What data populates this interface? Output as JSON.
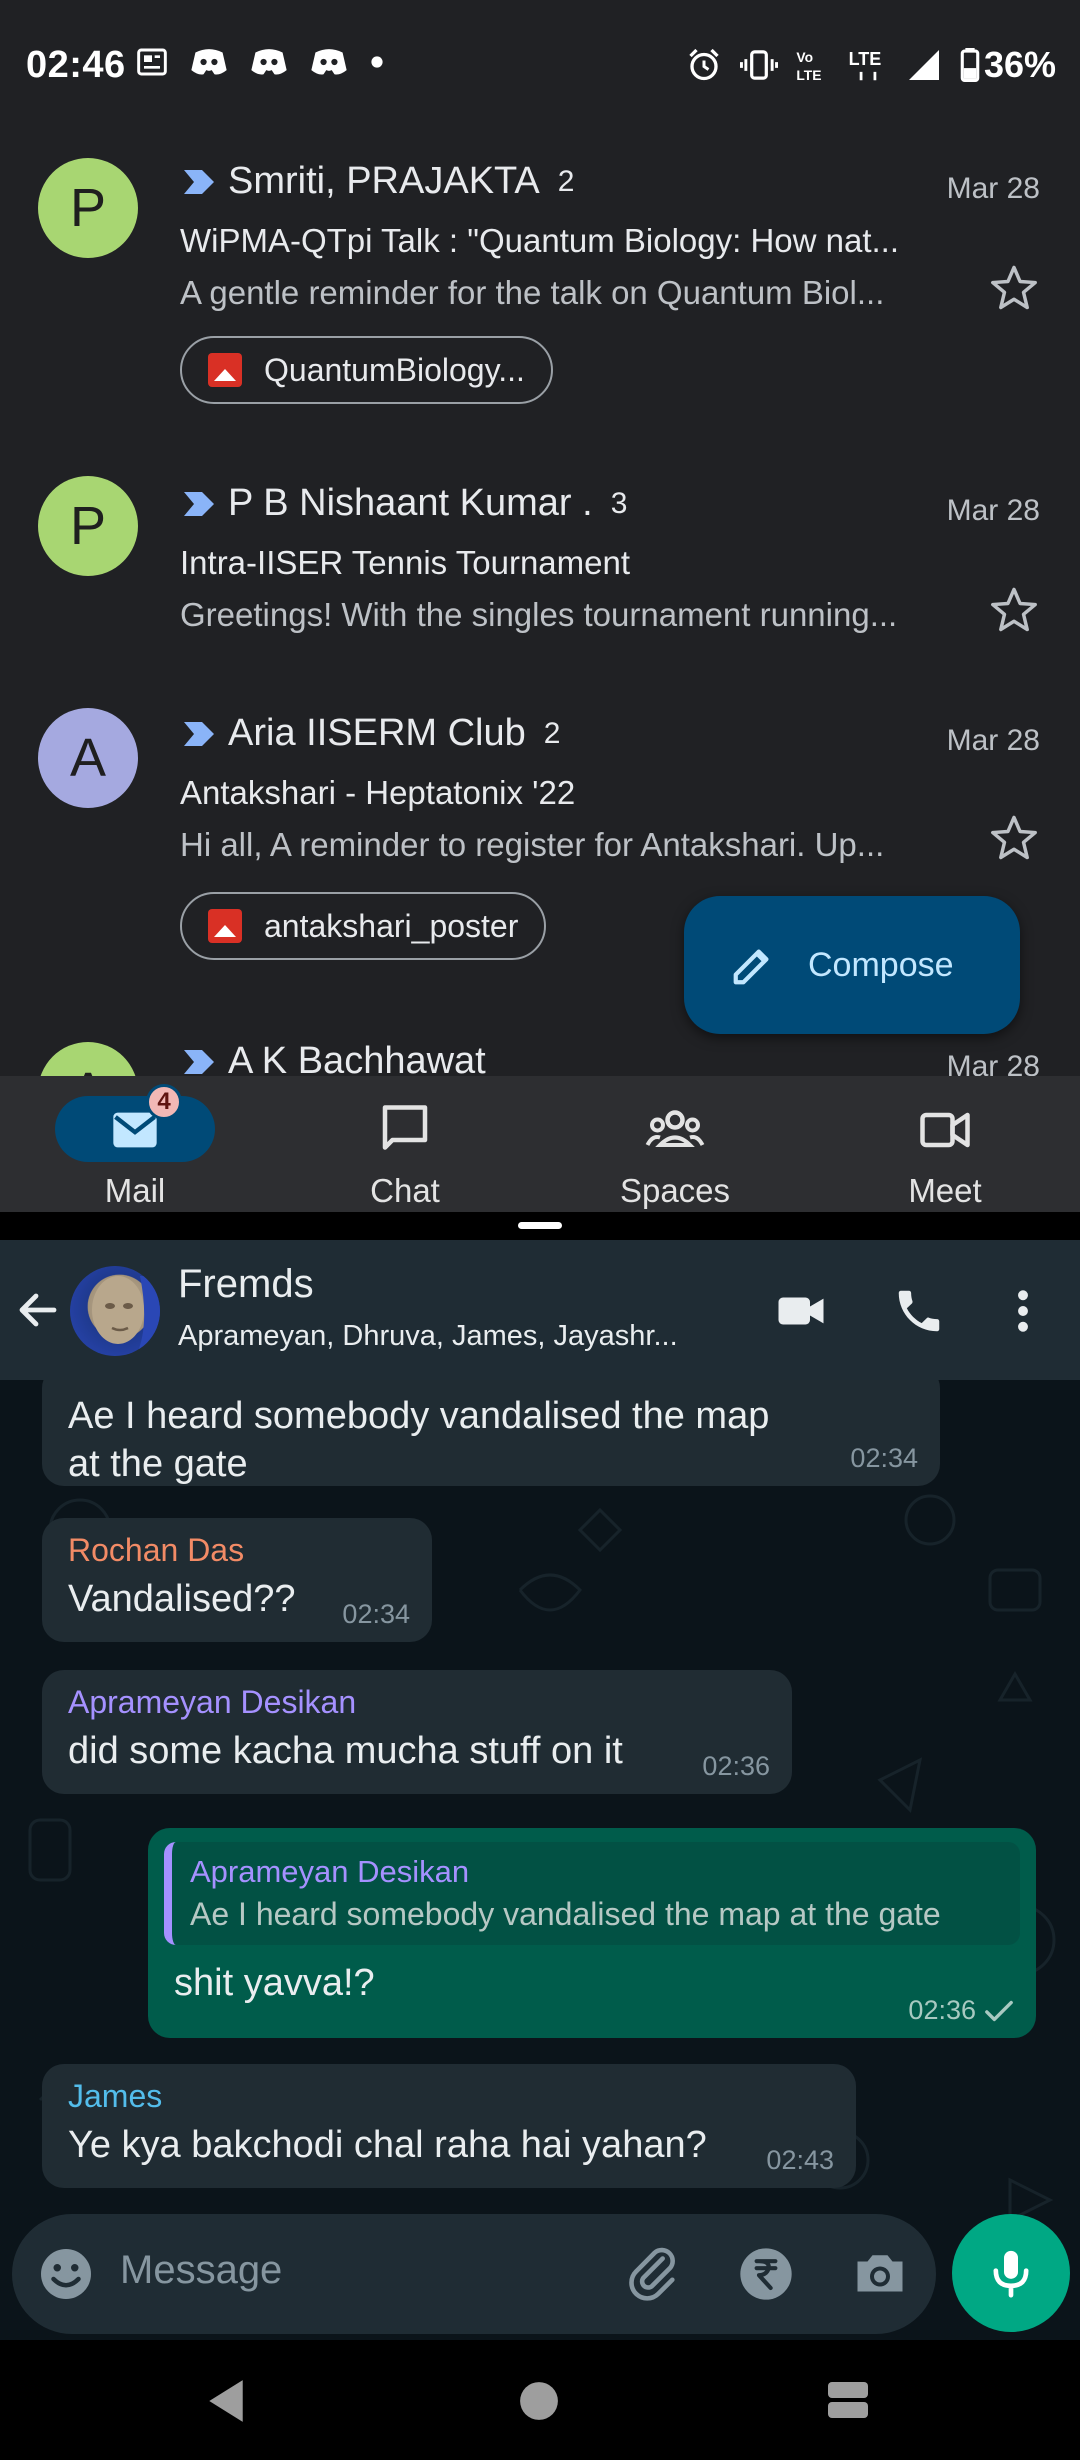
{
  "status_bar": {
    "time": "02:46",
    "battery": "36%",
    "network": "LTE",
    "left_icons": [
      "news-icon",
      "discord-icon",
      "discord-icon",
      "discord-icon",
      "dot-icon"
    ],
    "right_icons": [
      "alarm-icon",
      "vibrate-icon",
      "volte-icon",
      "lte-icon",
      "signal-icon",
      "battery-icon"
    ]
  },
  "gmail": {
    "emails": [
      {
        "avatar_letter": "P",
        "avatar_color": "#a8d672",
        "sender": "Smriti, PRAJAKTA",
        "count": "2",
        "date": "Mar 28",
        "subject": "WiPMA-QTpi Talk : \"Quantum Biology: How nat...",
        "snippet": "A gentle reminder for the talk on Quantum Biol...",
        "attachment": "QuantumBiology..."
      },
      {
        "avatar_letter": "P",
        "avatar_color": "#a8d672",
        "sender": "P B Nishaant Kumar .",
        "count": "3",
        "date": "Mar 28",
        "subject": "Intra-IISER Tennis Tournament",
        "snippet": "Greetings! With the singles tournament running..."
      },
      {
        "avatar_letter": "A",
        "avatar_color": "#a5a9e0",
        "sender": "Aria IISERM Club",
        "count": "2",
        "date": "Mar 28",
        "subject": "Antakshari - Heptatonix '22",
        "snippet": "Hi all, A reminder to register for Antakshari. Up...",
        "attachment": "antakshari_poster"
      },
      {
        "avatar_letter": "A",
        "avatar_color": "#a8d672",
        "sender": "A K Bachhawat",
        "count": "",
        "date": "Mar 28",
        "subject": "",
        "snippet": ""
      }
    ],
    "compose_label": "Compose",
    "nav": {
      "mail": "Mail",
      "mail_badge": "4",
      "chat": "Chat",
      "spaces": "Spaces",
      "meet": "Meet"
    },
    "accent": "#004a77"
  },
  "whatsapp": {
    "group_name": "Fremds",
    "members": "Aprameyan, Dhruva, James, Jayashr...",
    "input_placeholder": "Message",
    "messages": [
      {
        "sender": "",
        "text": "Ae I heard somebody vandalised the map at the gate",
        "time": "02:34",
        "direction": "in"
      },
      {
        "sender": "Rochan Das",
        "sender_color": "#f28b66",
        "text": "Vandalised??",
        "time": "02:34",
        "direction": "in"
      },
      {
        "sender": "Aprameyan Desikan",
        "sender_color": "#a591ff",
        "text": "did some kacha mucha stuff on it",
        "time": "02:36",
        "direction": "in"
      },
      {
        "sender": "",
        "quote_sender": "Aprameyan Desikan",
        "quote_text": "Ae I heard somebody vandalised the map at the gate",
        "text": "shit yavva!?",
        "time": "02:36",
        "direction": "out",
        "status": "sent-tick"
      },
      {
        "sender": "James",
        "sender_color": "#53bdeb",
        "text": "Ye kya bakchodi chal raha hai yahan?",
        "time": "02:43",
        "direction": "in"
      }
    ],
    "accent": "#00a884"
  }
}
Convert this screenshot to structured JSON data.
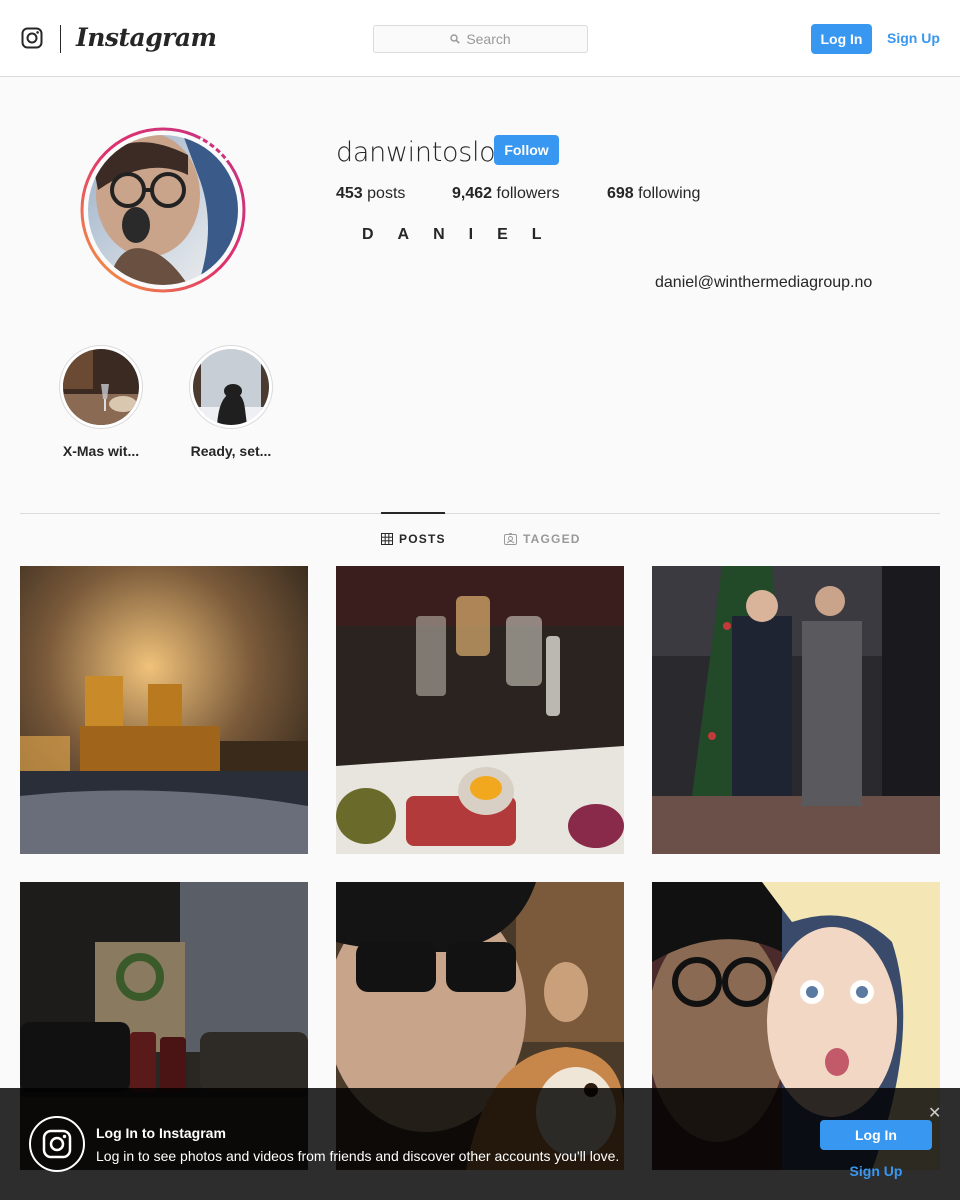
{
  "nav": {
    "logo_icon": "instagram-camera-icon",
    "wordmark": "Instagram",
    "search_placeholder": "Search",
    "search_icon": "search-icon",
    "login_label": "Log In",
    "signup_label": "Sign Up"
  },
  "profile": {
    "username": "danwintoslo",
    "follow_label": "Follow",
    "stats": {
      "posts_count": "453",
      "posts_label": "posts",
      "followers_count": "9,462",
      "followers_label": "followers",
      "following_count": "698",
      "following_label": "following"
    },
    "full_name": "DANIEL",
    "bio_email": "daniel@winthermediagroup.no"
  },
  "highlights": [
    {
      "label": "X-Mas wit..."
    },
    {
      "label": "Ready, set..."
    }
  ],
  "tabs": {
    "posts_label": "POSTS",
    "tagged_label": "TAGGED"
  },
  "posts": [
    {
      "kind": "city-hall-night"
    },
    {
      "kind": "restaurant-dinner"
    },
    {
      "kind": "christmas-tree-suits"
    },
    {
      "kind": "lounge-fireplace"
    },
    {
      "kind": "selfie-dog"
    },
    {
      "kind": "selfie-couple"
    }
  ],
  "banner": {
    "title": "Log In to Instagram",
    "text": "Log in to see photos and videos from friends and discover other accounts you'll love.",
    "login_label": "Log In",
    "signup_label": "Sign Up",
    "close_icon": "close-icon"
  },
  "colors": {
    "accent": "#3897f0",
    "text": "#262626",
    "muted": "#999999",
    "border": "#dbdbdb",
    "background": "#fafafa"
  }
}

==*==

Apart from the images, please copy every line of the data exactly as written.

- **Answer for this exercise**
What data populates this interface? Output as JSON.
{
  "status_bar": {
    "time": "02:46",
    "battery": "36%",
    "network": "LTE",
    "left_icons": [
      "news-icon",
      "discord-icon",
      "discord-icon",
      "discord-icon",
      "dot-icon"
    ],
    "right_icons": [
      "alarm-icon",
      "vibrate-icon",
      "volte-icon",
      "lte-icon",
      "signal-icon",
      "battery-icon"
    ]
  },
  "gmail": {
    "emails": [
      {
        "avatar_letter": "P",
        "avatar_color": "#a8d672",
        "sender": "Smriti, PRAJAKTA",
        "count": "2",
        "date": "Mar 28",
        "subject": "WiPMA-QTpi Talk : \"Quantum Biology: How nat...",
        "snippet": "A gentle reminder for the talk on Quantum Biol...",
        "attachment": "QuantumBiology..."
      },
      {
        "avatar_letter": "P",
        "avatar_color": "#a8d672",
        "sender": "P B Nishaant Kumar .",
        "count": "3",
        "date": "Mar 28",
        "subject": "Intra-IISER Tennis Tournament",
        "snippet": "Greetings! With the singles tournament running..."
      },
      {
        "avatar_letter": "A",
        "avatar_color": "#a5a9e0",
        "sender": "Aria IISERM Club",
        "count": "2",
        "date": "Mar 28",
        "subject": "Antakshari - Heptatonix '22",
        "snippet": "Hi all, A reminder to register for Antakshari. Up...",
        "attachment": "antakshari_poster"
      },
      {
        "avatar_letter": "A",
        "avatar_color": "#a8d672",
        "sender": "A K Bachhawat",
        "count": "",
        "date": "Mar 28",
        "subject": "",
        "snippet": ""
      }
    ],
    "compose_label": "Compose",
    "nav": {
      "mail": "Mail",
      "mail_badge": "4",
      "chat": "Chat",
      "spaces": "Spaces",
      "meet": "Meet"
    },
    "accent": "#004a77"
  },
  "whatsapp": {
    "group_name": "Fremds",
    "members": "Aprameyan, Dhruva, James, Jayashr...",
    "input_placeholder": "Message",
    "messages": [
      {
        "sender": "",
        "text": "Ae I heard somebody vandalised the map at the gate",
        "time": "02:34",
        "direction": "in"
      },
      {
        "sender": "Rochan Das",
        "sender_color": "#f28b66",
        "text": "Vandalised??",
        "time": "02:34",
        "direction": "in"
      },
      {
        "sender": "Aprameyan Desikan",
        "sender_color": "#a591ff",
        "text": "did some kacha mucha stuff on it",
        "time": "02:36",
        "direction": "in"
      },
      {
        "sender": "",
        "quote_sender": "Aprameyan Desikan",
        "quote_text": "Ae I heard somebody vandalised the map at the gate",
        "text": "shit yavva!?",
        "time": "02:36",
        "direction": "out",
        "status": "sent-tick"
      },
      {
        "sender": "James",
        "sender_color": "#53bdeb",
        "text": "Ye kya bakchodi chal raha hai yahan?",
        "time": "02:43",
        "direction": "in"
      }
    ],
    "accent": "#00a884"
  }
}
Convert this screenshot to structured JSON data.
{
  "nav": {
    "logo_icon": "instagram-camera-icon",
    "wordmark": "Instagram",
    "search_placeholder": "Search",
    "search_icon": "search-icon",
    "login_label": "Log In",
    "signup_label": "Sign Up"
  },
  "profile": {
    "username": "danwintoslo",
    "follow_label": "Follow",
    "stats": {
      "posts_count": "453",
      "posts_label": "posts",
      "followers_count": "9,462",
      "followers_label": "followers",
      "following_count": "698",
      "following_label": "following"
    },
    "full_name": "DANIEL",
    "bio_email": "daniel@winthermediagroup.no"
  },
  "highlights": [
    {
      "label": "X-Mas wit..."
    },
    {
      "label": "Ready, set..."
    }
  ],
  "tabs": {
    "posts_label": "POSTS",
    "tagged_label": "TAGGED"
  },
  "posts": [
    {
      "kind": "city-hall-night"
    },
    {
      "kind": "restaurant-dinner"
    },
    {
      "kind": "christmas-tree-suits"
    },
    {
      "kind": "lounge-fireplace"
    },
    {
      "kind": "selfie-dog"
    },
    {
      "kind": "selfie-couple"
    }
  ],
  "banner": {
    "title": "Log In to Instagram",
    "text": "Log in to see photos and videos from friends and discover other accounts you'll love.",
    "login_label": "Log In",
    "signup_label": "Sign Up",
    "close_icon": "close-icon"
  },
  "colors": {
    "accent": "#3897f0",
    "text": "#262626",
    "muted": "#999999",
    "border": "#dbdbdb",
    "background": "#fafafa"
  }
}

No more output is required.